Avolio and Howell in their article suggest that transformational leadership has three measures that define the performance of managers and these measures are linked with local of control and innovation. The article also discusses how transactional leadership is connected to manager performance but is negatively linked unlike transformational leadership.
Dubinsky and Yammarino suggest in their article that that transformational leadership can be studied at the level of individuals, dyads and groups to understand how their performance is impacted by this leadership method.
Dubinsky and Yammarino further define four hypotheses for their levels of analysis or evaluation on how transformational leadership is based on and is affected by individual differences, differences in dyads within groups, differences between dyads and between each of them, cross level:
“Hypothesis 1: Relationships derived from transformational leadership theory (five previously stated expectations) will hold at the individual level of analysis; that is, they are based on individual differences”
“Hypothesis 2: Relationships derived from transformational leadership theory will hold at the dyads-within-groups level of analysis; that is, they are based on differences among dyads within groups.”
“Hypothesis 4: Relationships derived from transformational leadership theory will be cross-level in nature, holding at three levels of analysis; that is, they are based on individual differences, between-dyads differences, and differences among dyads within groups.”
To understand how business performance can be impacted through transformational leadership and whether performance is a direct result of transformational leadership, the following hypotheses have been designed by Avolio and Howell:

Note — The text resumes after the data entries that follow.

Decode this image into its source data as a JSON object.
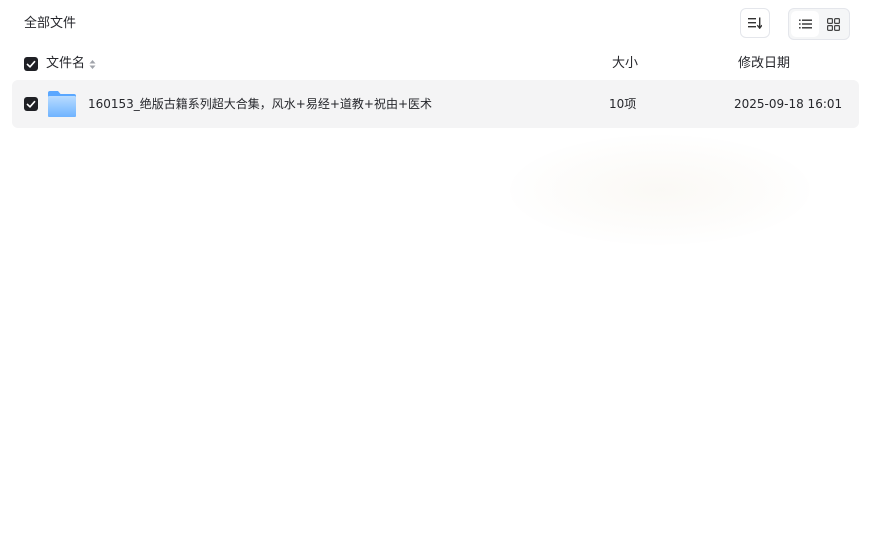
{
  "breadcrumb": {
    "title": "全部文件"
  },
  "toolbar": {
    "sort_icon": "sort-descending-icon",
    "view_list_icon": "list-view-icon",
    "view_grid_icon": "grid-view-icon",
    "active_view": "list"
  },
  "table": {
    "columns": {
      "name": "文件名",
      "size": "大小",
      "date": "修改日期"
    },
    "header_checked": true,
    "rows": [
      {
        "checked": true,
        "icon": "folder-icon",
        "name": "160153_绝版古籍系列超大合集，风水+易经+道教+祝由+医术",
        "size": "10项",
        "modified": "2025-09-18 16:01"
      }
    ]
  },
  "colors": {
    "checkbox": "#1f2025",
    "row_selected_bg": "#f4f4f5",
    "folder_light": "#a9d3ff",
    "folder_dark": "#5aa7ff"
  }
}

Hypotheses 3a, 3b, and 3c: Charismatic leadership, leadership based on intellectual stimulation, and leadership based on individualized